======== Entries provided

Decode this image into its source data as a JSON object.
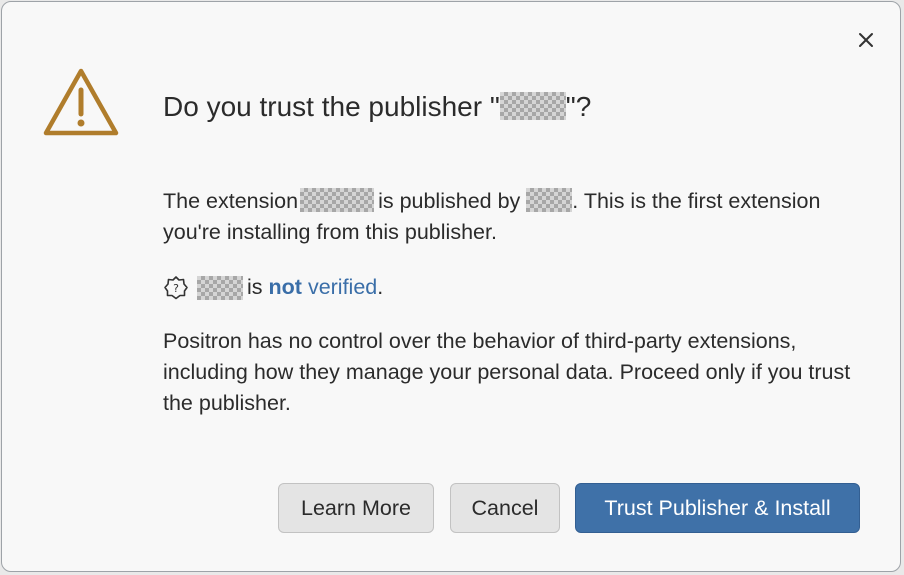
{
  "dialog": {
    "title_prefix": "Do you trust the publisher \"",
    "title_suffix": "\"?",
    "extension_text_1": "The extension",
    "extension_text_2": "is published by",
    "extension_text_3": ". This is the first extension you're installing from this publisher.",
    "verify_is": "is",
    "verify_not": "not",
    "verify_verified": "verified",
    "verify_period": ".",
    "body_text": "Positron has no control over the behavior of third-party extensions, including how they manage your personal data. Proceed only if you trust the publisher."
  },
  "buttons": {
    "learn_more": "Learn More",
    "cancel": "Cancel",
    "trust": "Trust Publisher & Install"
  },
  "icons": {
    "warning": "warning-triangle-icon",
    "close": "close-icon",
    "unverified": "unverified-badge-icon"
  },
  "colors": {
    "warning": "#b07d2c",
    "link": "#3a6ea8",
    "primary_button": "#3f71a8"
  }
}
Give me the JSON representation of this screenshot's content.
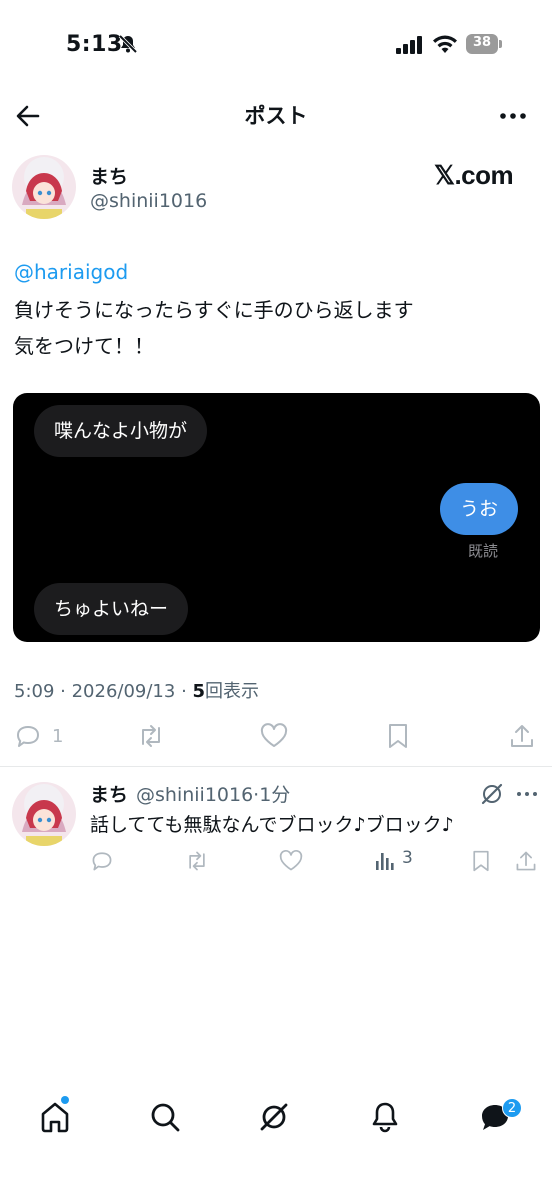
{
  "status_bar": {
    "time": "5:13",
    "battery": "38"
  },
  "header": {
    "title": "ポスト"
  },
  "post": {
    "author_name": "まち",
    "author_handle": "@shinii1016",
    "watermark": "𝕏.com",
    "mention": "@hariaigod",
    "text_line1": "負けそうになったらすぐに手のひら返します",
    "text_line2": "気をつけて！！",
    "image": {
      "bubble_incoming_1": "喋んなよ小物が",
      "bubble_outgoing": "うお",
      "read_receipt": "既読",
      "bubble_incoming_2": "ちゅよいねー"
    },
    "time": "5:09",
    "date": "2026/09/13",
    "views_count": "5",
    "views_label": "回表示",
    "reply_count": "1"
  },
  "reply": {
    "author_name": "まち",
    "handle_time": "@shinii1016·1分",
    "text": "話してても無駄なんでブロック♪ブロック♪",
    "views": "3"
  },
  "tabbar": {
    "messages_badge": "2"
  },
  "colors": {
    "accent": "#1d9bf0",
    "bubble_outgoing": "#3e8ee6",
    "bubble_incoming": "#1c1c1e"
  }
}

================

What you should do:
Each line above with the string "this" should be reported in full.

Solution below:
Decode this image into its source data as a JSON object.
    "extension_text_3": ". This is the first extension you're installing from this publisher.",
Give me the JSON representation of this screenshot's content.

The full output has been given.